I reproduce the original forecast I made below with the addition of what actually happened.
[Note that the Actual stack area chart is independent of the forecast area chart as indicated by shading.]
My forecast in early 2011 was based on the 150 million Symbian phones being sold over a two year transition period. The implication with the forecast for Windows Phone was that this would still lead to a difficult contraction of volumes.
As it turns out, only 96 million Symbian devices have been sold in the 7 quarters since the platform was deprecated. It’s unlikely that there will be ever by 150 million units sold as last quarter only 3.4 million shipped. In any case, management has already retracted that claim.
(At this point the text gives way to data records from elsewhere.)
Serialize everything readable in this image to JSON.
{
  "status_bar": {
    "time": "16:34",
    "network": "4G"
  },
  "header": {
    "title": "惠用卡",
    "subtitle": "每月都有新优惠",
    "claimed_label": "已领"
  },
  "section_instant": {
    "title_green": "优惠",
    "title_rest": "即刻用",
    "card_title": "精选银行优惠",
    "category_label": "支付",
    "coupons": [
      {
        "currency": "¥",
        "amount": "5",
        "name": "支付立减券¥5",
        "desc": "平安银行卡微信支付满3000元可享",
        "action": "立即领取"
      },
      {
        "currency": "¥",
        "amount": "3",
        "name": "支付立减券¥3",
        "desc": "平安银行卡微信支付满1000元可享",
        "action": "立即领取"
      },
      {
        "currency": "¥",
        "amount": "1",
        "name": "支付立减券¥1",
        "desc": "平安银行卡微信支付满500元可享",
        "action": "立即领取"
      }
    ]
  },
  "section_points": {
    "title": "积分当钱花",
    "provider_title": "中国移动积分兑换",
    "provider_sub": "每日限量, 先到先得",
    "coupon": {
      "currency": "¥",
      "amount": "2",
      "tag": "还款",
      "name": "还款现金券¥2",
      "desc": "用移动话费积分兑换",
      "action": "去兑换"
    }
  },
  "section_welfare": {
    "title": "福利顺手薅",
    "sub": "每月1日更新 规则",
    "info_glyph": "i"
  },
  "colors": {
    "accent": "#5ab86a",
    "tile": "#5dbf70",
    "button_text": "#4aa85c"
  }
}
What about the Windows Phone forecast? It turns out that by this point in time (Q3 2012) I had expected Lumia shipments to total 9 million. Actual shipments reached about 9.5 million, so not bad. However, the market grew faster than I had expected and overall Nokia smartphone market share turned out to be slightly lower (6.3% in Q2 vs. 10% estimated.)
The just ended quarter shares are not yet available but it’s quite possible that overall Nokia smartphones could be well below 5%, and may slip to 3% during the transition period.
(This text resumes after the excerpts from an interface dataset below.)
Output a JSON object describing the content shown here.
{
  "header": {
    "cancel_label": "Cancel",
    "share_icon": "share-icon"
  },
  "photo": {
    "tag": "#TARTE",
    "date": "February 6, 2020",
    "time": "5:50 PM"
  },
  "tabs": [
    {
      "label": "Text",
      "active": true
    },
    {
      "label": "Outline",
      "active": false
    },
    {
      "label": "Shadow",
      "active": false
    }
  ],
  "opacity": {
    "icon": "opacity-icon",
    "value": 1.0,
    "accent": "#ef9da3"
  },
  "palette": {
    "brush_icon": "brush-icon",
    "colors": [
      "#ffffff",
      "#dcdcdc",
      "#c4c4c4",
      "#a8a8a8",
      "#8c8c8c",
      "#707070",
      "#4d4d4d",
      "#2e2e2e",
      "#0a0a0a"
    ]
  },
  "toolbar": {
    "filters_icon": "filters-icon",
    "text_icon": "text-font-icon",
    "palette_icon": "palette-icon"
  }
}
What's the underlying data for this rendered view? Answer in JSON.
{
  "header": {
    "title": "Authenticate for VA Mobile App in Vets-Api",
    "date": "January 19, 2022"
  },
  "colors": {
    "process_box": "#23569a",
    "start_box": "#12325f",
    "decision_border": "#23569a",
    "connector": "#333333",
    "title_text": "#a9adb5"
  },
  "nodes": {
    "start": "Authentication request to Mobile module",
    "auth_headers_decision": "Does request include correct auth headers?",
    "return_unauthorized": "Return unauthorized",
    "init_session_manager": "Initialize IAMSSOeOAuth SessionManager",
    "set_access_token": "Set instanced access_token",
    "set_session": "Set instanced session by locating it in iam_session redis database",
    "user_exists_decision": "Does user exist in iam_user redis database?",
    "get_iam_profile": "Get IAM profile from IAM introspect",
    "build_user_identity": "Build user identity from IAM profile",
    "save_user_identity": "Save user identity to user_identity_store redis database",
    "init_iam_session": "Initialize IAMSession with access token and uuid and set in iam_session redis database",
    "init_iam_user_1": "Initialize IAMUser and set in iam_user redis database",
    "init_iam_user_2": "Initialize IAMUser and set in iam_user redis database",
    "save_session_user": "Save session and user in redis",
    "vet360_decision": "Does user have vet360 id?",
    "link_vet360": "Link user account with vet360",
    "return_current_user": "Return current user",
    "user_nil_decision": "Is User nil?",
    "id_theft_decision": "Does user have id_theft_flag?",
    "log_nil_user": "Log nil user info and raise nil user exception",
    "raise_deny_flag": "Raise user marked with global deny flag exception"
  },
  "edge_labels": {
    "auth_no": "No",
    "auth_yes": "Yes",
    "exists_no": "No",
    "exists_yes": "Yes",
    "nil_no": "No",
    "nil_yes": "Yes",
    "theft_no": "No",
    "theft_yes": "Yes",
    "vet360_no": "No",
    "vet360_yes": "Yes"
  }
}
My warning in February 2012 was that 150 million Symbian units would not ship since I expected there would be a stigma associated with the products among distributors, even if consumers were fine with them (which they weren’t).
The public execution of Symbian (and any other alternative being developed inside Nokia) will probably be a classic case study in disruption management. To wit: even if a platform needs to be led out to pasture, there are ways of managing decline other than suicide. Nokia’s failure is not so much having chosen the wrong alternative to Symbian, but having chosen exclusively.
However, there’s a twist. The company did not accept exclusivity of one supplier without a concession: In exchange for exclusivity, Nokia negotiated $250 million every quarter in the form of “platform support payments” from Microsoft. Nokia has to date received over $1 billion in such payments. (For the last quarter that amounts to $86 for each Lumia phone shipped.)
The tragedy comes from this $1 billion/yr not being enough. The foregone revenues from Symbian (assuming they had been able to maintain the decline to the level of 150 million units that they had originally forecast) would be about $9 billion. This means that had Nokia not knifed Symbian and had sold the shortfall units at an average price of $200 they would have received an additional $9 billion in sales. Furthermore, assuming a margin of 33% for those units, Nokia received from Microsoft one third from of what she gave up for exclusivity.
In other words, the net cost of the Microsoft exclusive relationship is at least $2 billion in operating profit.
This turns out to be the difference between being profitable and being distressed.
We will never know if this scenario would have ever happened, but the forecast management made 21 months ago suggests that at least they thought this was what they were going to get out of the bargain.
This reminds me of another article posted around the same time.